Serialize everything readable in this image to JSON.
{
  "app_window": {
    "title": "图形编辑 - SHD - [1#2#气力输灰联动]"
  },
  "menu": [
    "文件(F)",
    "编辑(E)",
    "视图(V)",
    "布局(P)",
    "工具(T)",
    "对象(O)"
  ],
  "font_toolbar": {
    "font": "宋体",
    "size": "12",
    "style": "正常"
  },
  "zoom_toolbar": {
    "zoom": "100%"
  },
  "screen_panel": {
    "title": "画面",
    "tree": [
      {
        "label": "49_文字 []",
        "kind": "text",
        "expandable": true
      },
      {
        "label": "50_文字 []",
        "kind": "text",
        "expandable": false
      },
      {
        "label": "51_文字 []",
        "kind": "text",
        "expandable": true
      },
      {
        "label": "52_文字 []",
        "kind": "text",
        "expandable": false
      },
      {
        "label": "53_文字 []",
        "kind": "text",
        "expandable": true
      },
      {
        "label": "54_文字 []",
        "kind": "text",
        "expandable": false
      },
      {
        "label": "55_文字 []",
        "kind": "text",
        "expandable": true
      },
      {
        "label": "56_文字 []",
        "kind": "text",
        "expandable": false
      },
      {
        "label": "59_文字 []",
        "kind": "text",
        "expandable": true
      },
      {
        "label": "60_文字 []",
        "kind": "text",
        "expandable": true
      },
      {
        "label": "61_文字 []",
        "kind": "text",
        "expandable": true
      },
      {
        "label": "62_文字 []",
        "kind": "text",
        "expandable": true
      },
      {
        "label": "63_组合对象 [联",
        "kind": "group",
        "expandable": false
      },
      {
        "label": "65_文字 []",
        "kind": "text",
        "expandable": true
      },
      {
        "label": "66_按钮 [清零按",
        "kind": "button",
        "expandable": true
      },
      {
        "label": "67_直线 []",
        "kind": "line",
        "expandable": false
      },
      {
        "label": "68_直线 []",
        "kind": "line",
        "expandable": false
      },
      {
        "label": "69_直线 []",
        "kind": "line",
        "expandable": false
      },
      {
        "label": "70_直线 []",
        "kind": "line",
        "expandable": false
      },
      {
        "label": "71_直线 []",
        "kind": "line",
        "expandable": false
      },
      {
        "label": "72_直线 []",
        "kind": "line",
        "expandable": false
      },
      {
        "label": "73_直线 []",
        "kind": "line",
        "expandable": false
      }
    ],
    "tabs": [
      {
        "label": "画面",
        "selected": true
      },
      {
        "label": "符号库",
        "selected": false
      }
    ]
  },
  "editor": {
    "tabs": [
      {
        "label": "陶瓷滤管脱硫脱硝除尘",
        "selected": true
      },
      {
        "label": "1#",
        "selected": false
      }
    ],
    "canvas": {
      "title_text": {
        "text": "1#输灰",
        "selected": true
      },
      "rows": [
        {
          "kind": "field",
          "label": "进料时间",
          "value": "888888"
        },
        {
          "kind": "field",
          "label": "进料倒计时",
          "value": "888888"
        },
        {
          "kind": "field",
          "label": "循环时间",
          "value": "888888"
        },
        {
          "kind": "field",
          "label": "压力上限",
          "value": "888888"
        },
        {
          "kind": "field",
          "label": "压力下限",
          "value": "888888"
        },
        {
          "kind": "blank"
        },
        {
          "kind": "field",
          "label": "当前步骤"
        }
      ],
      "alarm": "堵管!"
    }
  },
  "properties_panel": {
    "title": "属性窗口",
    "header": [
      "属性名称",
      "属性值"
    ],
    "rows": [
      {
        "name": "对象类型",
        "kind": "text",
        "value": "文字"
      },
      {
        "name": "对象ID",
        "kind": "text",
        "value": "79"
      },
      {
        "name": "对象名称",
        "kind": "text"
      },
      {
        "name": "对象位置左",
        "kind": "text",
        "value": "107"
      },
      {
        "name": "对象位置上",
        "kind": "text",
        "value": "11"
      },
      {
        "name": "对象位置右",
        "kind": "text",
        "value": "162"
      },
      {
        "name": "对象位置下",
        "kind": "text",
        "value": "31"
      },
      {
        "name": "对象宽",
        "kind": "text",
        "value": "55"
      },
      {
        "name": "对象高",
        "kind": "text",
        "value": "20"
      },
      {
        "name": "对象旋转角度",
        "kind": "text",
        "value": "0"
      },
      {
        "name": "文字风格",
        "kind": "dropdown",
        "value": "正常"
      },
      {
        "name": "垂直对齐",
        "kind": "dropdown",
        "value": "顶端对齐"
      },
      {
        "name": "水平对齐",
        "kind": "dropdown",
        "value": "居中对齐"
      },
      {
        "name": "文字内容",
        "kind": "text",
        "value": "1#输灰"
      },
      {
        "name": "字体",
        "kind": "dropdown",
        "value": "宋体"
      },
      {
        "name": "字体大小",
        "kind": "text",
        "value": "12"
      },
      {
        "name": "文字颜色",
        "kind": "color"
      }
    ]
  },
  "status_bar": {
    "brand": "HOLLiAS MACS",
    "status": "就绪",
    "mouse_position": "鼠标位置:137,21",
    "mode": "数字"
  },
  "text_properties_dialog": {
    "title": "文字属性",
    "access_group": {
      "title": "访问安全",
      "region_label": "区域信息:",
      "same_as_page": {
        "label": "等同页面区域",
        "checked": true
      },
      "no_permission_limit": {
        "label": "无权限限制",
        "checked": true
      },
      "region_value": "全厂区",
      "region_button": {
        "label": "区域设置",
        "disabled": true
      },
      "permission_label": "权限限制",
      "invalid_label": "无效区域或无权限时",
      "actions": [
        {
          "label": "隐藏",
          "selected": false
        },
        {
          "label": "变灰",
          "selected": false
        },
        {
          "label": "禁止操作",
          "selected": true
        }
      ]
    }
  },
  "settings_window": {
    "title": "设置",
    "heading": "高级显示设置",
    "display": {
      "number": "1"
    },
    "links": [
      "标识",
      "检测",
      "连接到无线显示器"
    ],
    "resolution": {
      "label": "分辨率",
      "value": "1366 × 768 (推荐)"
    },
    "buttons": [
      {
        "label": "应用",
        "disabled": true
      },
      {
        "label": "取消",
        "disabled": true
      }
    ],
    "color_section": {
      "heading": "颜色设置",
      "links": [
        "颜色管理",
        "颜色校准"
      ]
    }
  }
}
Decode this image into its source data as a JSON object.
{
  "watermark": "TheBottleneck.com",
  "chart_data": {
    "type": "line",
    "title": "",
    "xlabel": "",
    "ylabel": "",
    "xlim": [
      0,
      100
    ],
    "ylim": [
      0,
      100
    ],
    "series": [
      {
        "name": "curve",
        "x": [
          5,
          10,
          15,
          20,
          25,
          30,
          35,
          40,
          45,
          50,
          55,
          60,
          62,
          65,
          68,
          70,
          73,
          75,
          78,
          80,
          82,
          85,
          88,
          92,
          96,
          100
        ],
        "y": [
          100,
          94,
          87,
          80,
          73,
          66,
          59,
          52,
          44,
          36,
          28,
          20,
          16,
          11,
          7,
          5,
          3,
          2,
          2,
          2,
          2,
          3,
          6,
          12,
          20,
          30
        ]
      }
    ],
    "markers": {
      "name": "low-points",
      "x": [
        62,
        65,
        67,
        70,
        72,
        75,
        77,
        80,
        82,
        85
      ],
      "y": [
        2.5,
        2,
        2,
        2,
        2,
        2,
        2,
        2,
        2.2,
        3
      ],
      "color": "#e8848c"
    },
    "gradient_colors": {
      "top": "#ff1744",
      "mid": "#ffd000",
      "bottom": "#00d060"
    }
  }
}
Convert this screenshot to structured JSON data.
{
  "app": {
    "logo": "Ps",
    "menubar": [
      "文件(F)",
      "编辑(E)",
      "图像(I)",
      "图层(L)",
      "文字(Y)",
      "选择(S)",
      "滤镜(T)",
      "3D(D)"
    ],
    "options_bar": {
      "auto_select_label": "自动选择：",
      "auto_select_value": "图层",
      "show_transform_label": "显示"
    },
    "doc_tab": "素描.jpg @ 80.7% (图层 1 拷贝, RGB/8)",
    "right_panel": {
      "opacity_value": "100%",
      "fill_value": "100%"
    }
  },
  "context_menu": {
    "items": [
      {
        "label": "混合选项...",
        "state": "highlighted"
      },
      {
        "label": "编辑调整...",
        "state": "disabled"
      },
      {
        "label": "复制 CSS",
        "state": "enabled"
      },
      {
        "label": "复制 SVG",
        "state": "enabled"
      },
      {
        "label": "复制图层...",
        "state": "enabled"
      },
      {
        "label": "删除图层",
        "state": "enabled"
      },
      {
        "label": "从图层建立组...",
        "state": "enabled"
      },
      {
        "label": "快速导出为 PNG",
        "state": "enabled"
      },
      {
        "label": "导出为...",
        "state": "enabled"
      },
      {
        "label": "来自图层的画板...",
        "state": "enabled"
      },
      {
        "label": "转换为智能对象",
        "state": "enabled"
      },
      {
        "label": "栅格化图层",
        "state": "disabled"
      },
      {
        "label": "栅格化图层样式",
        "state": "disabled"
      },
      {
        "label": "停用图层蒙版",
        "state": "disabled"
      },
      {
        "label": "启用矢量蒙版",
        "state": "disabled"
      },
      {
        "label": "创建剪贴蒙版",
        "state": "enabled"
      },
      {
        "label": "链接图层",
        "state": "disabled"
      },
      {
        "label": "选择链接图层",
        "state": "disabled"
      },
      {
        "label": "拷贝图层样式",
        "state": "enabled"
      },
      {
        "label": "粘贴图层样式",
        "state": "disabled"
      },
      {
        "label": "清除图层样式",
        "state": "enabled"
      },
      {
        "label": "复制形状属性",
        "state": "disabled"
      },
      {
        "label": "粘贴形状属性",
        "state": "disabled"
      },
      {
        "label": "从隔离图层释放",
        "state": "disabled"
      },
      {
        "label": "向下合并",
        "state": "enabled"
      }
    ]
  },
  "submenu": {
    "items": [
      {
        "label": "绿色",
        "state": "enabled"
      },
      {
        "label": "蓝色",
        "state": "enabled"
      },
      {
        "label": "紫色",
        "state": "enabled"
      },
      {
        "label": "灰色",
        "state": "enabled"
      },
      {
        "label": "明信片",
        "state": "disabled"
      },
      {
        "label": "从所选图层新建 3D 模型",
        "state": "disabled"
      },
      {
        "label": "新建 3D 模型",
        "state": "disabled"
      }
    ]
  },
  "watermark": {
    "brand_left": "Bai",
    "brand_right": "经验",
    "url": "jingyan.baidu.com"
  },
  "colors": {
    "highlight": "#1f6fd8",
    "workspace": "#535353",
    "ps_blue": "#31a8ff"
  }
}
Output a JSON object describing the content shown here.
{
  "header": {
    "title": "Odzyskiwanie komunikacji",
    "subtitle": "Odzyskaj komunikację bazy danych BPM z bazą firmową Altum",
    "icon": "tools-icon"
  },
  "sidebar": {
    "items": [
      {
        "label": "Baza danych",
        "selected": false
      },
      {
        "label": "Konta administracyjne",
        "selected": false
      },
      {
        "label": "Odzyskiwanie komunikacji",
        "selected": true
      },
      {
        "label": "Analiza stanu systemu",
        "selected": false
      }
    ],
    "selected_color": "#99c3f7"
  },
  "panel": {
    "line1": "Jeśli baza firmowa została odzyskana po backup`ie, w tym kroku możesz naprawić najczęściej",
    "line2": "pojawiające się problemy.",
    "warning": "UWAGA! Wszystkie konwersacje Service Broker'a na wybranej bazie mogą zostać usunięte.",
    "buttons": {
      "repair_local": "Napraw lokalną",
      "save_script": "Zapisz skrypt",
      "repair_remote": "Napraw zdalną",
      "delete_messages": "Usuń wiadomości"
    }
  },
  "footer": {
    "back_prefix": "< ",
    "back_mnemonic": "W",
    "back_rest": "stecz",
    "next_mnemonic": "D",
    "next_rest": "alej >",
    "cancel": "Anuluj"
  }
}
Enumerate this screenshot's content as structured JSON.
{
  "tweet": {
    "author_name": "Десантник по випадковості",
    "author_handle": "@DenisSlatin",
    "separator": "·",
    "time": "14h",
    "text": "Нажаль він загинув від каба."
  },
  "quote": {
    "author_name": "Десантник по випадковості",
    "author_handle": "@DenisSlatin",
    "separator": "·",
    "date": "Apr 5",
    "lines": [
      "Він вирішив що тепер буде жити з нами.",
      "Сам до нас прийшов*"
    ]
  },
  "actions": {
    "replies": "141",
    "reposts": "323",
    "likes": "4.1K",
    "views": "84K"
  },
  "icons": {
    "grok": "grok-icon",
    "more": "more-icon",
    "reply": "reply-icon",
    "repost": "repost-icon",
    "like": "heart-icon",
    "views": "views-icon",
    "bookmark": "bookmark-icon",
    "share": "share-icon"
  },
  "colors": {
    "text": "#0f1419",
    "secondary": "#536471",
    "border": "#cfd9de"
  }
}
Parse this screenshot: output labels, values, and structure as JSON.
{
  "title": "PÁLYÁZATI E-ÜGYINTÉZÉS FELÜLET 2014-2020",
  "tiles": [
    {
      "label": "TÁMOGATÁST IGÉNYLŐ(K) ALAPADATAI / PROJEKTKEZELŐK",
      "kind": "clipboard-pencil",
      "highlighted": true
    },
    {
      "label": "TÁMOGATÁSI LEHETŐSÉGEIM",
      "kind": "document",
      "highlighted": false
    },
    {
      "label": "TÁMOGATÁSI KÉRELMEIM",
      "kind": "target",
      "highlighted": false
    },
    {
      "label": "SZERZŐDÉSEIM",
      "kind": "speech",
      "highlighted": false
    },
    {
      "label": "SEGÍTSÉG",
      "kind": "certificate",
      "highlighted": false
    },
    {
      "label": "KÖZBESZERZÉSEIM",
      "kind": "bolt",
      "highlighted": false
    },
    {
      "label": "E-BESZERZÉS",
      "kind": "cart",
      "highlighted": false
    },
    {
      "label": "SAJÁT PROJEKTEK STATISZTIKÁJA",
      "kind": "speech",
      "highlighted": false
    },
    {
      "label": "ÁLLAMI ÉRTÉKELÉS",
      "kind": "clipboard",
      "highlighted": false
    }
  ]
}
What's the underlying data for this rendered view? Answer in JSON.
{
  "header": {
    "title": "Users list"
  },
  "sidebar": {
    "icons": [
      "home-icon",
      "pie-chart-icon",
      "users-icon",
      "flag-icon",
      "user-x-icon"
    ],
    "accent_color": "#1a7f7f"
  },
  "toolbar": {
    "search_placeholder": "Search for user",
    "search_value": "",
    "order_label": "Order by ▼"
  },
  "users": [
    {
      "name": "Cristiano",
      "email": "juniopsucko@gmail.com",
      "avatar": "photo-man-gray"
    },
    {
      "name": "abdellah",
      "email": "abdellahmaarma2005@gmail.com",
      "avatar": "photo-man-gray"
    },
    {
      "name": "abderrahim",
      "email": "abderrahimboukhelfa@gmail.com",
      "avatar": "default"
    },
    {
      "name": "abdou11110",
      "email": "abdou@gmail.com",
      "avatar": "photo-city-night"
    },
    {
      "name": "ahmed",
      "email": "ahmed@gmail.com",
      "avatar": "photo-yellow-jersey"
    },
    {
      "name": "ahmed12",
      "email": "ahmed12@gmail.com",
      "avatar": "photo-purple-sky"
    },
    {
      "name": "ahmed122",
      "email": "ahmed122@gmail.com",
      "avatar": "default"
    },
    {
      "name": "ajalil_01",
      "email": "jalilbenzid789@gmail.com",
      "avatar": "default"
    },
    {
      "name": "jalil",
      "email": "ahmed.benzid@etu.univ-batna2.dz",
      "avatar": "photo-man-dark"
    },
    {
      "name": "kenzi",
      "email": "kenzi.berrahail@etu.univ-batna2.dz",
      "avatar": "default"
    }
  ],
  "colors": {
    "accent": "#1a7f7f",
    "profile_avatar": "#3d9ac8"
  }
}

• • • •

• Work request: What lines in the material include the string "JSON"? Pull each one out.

• Response to this task:
Serialize everything readable in this image to JSON.
Decode this image into its source data as a JSON object.
Convert this screenshot to structured JSON data.
Output a JSON object describing the content shown here.
Enumerate this screenshot's content as structured JSON.
Parse this screenshot: output labels, values, and structure as JSON.
What's the underlying data for this rendered view? Answer in JSON.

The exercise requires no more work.